### DATA PROVIDED
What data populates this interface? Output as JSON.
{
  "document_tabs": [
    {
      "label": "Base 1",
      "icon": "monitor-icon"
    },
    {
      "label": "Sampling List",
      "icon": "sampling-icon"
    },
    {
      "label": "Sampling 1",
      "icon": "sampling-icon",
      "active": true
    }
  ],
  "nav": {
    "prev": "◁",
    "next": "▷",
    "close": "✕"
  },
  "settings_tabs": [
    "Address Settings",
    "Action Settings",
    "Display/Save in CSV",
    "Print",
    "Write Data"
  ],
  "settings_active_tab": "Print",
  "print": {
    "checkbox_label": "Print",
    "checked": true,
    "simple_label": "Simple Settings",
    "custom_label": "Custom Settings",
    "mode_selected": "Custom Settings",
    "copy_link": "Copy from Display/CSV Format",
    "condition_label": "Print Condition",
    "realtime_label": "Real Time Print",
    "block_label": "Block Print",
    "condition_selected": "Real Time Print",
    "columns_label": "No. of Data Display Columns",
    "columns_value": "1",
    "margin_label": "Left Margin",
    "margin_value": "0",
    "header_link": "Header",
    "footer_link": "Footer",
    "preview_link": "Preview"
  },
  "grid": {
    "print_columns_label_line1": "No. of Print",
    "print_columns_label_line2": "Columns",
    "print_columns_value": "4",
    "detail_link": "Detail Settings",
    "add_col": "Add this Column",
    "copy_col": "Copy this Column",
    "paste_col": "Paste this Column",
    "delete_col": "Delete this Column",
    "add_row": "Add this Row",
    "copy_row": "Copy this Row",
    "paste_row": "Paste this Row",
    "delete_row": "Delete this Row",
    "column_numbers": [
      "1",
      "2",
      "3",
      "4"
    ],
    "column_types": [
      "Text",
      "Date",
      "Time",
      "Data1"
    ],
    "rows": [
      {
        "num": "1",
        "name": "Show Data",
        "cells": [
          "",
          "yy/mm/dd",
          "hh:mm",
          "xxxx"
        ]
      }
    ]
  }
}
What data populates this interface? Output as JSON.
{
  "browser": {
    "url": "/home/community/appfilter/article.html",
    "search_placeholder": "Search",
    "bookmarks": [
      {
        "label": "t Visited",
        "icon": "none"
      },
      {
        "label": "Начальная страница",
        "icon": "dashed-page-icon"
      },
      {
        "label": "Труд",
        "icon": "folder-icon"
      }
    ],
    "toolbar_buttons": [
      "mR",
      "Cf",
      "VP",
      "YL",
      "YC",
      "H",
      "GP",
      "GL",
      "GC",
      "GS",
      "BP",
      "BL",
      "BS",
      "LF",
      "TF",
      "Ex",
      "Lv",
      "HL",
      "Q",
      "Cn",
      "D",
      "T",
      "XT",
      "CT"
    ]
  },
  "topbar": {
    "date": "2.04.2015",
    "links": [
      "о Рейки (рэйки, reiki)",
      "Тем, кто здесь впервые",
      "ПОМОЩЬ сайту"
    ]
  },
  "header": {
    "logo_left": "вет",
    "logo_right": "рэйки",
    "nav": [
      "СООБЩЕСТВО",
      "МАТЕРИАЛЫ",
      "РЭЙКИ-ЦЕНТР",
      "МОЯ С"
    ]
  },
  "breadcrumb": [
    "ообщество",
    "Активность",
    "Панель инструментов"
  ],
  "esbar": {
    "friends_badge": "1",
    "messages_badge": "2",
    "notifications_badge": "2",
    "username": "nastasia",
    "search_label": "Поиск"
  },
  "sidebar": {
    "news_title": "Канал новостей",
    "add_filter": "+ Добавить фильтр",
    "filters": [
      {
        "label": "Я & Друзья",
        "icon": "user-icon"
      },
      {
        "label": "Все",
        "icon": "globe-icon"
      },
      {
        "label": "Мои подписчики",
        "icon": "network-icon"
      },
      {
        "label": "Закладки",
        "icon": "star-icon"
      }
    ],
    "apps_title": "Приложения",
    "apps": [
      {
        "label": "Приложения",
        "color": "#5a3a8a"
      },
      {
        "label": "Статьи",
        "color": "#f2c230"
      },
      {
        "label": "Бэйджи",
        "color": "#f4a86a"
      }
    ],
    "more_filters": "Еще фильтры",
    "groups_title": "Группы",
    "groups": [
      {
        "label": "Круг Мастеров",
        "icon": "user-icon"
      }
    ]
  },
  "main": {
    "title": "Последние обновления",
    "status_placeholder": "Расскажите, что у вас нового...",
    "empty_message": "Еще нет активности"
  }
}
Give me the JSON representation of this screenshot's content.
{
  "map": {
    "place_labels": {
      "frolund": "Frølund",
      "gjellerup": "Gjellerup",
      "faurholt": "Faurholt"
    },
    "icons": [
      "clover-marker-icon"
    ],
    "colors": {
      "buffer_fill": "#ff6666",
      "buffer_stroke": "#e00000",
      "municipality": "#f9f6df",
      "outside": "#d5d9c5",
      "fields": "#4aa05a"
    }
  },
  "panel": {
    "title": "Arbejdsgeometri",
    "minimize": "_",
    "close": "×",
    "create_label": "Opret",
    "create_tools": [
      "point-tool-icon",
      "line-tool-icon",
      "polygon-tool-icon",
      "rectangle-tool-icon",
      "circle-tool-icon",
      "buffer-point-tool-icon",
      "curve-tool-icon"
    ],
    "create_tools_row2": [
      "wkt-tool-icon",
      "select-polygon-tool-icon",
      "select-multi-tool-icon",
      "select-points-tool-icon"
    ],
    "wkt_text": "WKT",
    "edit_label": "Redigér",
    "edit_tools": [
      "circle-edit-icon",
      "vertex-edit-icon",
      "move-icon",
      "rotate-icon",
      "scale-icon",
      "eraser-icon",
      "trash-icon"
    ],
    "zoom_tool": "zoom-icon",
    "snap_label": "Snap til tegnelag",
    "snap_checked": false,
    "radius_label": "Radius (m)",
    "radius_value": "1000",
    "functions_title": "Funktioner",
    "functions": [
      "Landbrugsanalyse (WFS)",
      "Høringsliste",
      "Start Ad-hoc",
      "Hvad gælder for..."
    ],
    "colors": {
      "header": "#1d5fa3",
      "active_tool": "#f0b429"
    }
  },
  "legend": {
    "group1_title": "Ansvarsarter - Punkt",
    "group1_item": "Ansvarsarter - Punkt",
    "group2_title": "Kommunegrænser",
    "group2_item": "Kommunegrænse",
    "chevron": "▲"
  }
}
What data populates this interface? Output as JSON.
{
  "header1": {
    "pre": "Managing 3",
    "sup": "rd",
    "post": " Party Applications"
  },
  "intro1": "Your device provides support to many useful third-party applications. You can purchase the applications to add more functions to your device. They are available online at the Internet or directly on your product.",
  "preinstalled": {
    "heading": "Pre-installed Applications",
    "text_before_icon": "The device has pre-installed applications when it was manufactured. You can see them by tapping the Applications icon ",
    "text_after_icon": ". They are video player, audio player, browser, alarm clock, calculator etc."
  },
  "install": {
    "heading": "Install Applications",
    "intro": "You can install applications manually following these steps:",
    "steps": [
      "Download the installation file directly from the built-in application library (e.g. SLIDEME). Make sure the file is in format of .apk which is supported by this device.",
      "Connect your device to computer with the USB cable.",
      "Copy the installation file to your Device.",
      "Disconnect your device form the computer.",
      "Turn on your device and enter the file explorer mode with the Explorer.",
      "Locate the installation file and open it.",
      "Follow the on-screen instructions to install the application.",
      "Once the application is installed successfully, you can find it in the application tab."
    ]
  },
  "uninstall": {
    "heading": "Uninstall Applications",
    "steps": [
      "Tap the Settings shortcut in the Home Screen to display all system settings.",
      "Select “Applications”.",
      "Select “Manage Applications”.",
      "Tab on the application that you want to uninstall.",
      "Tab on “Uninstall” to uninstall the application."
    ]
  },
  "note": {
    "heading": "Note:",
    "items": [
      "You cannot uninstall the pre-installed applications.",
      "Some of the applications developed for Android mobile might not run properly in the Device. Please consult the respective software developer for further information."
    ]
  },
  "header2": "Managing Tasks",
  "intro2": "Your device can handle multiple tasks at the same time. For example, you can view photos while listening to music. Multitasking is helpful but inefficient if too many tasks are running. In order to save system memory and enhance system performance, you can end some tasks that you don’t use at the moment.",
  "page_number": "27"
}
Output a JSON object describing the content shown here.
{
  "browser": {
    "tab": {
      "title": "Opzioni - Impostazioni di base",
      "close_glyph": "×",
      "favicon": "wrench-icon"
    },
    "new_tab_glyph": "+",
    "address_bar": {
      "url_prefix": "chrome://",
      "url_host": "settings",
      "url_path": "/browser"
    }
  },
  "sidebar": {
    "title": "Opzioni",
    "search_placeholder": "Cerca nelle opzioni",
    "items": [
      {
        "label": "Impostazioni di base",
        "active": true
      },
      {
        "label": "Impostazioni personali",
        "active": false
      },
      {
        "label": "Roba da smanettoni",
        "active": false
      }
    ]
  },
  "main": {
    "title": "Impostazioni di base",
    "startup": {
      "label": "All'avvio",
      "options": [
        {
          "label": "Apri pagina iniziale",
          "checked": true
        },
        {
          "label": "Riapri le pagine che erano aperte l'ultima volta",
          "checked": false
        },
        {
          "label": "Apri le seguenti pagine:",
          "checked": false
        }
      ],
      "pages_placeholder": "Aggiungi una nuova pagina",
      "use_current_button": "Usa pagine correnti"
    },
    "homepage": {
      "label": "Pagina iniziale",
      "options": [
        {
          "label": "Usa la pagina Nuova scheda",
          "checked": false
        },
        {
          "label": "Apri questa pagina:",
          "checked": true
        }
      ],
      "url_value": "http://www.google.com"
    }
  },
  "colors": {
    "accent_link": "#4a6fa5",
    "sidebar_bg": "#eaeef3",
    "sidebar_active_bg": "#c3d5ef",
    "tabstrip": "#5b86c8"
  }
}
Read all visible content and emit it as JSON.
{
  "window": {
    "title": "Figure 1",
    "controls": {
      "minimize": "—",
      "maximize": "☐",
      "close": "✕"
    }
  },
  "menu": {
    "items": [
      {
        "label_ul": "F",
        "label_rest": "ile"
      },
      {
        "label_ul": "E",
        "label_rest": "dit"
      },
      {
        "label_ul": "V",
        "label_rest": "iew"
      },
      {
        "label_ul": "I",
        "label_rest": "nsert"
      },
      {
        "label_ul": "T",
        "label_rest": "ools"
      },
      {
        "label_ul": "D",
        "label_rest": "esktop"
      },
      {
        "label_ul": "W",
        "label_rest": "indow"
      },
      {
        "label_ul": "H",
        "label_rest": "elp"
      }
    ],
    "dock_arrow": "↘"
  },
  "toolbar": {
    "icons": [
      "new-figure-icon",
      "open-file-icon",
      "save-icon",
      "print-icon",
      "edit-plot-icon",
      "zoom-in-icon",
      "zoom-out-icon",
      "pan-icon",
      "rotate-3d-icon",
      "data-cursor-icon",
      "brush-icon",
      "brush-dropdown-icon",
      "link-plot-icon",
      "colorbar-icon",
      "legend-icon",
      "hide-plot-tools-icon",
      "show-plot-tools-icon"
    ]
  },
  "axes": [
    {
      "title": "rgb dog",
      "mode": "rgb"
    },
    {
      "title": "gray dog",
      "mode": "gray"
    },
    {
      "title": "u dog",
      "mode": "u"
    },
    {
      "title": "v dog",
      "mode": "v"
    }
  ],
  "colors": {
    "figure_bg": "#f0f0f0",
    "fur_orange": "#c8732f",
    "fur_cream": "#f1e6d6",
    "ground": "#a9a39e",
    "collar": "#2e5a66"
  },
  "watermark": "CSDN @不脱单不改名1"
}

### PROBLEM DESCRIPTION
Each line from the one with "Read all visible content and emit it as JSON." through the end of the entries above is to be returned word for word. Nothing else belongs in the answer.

### RESPONSE AREA
Read all visible content and emit it as JSON.
{
  "window": {
    "title": "Figure 1",
    "controls": {
      "minimize": "—",
      "maximize": "☐",
      "close": "✕"
    }
  },
  "menu": {
    "items": [
      {
        "label_ul": "F",
        "label_rest": "ile"
      },
      {
        "label_ul": "E",
        "label_rest": "dit"
      },
      {
        "label_ul": "V",
        "label_rest": "iew"
      },
      {
        "label_ul": "I",
        "label_rest": "nsert"
      },
      {
        "label_ul": "T",
        "label_rest": "ools"
      },
      {
        "label_ul": "D",
        "label_rest": "esktop"
      },
      {
        "label_ul": "W",
        "label_rest": "indow"
      },
      {
        "label_ul": "H",
        "label_rest": "elp"
      }
    ],
    "dock_arrow": "↘"
  },
  "toolbar": {
    "icons": [
      "new-figure-icon",
      "open-file-icon",
      "save-icon",
      "print-icon",
      "edit-plot-icon",
      "zoom-in-icon",
      "zoom-out-icon",
      "pan-icon",
      "rotate-3d-icon",
      "data-cursor-icon",
      "brush-icon",
      "brush-dropdown-icon",
      "link-plot-icon",
      "colorbar-icon",
      "legend-icon",
      "hide-plot-tools-icon",
      "show-plot-tools-icon"
    ]
  },
  "axes": [
    {
      "title": "rgb dog",
      "mode": "rgb"
    },
    {
      "title": "gray dog",
      "mode": "gray"
    },
    {
      "title": "u dog",
      "mode": "u"
    },
    {
      "title": "v dog",
      "mode": "v"
    }
  ],
  "colors": {
    "figure_bg": "#f0f0f0",
    "fur_orange": "#c8732f",
    "fur_cream": "#f1e6d6",
    "ground": "#a9a39e",
    "collar": "#2e5a66"
  },
  "watermark": "CSDN @不脱单不改名1"
}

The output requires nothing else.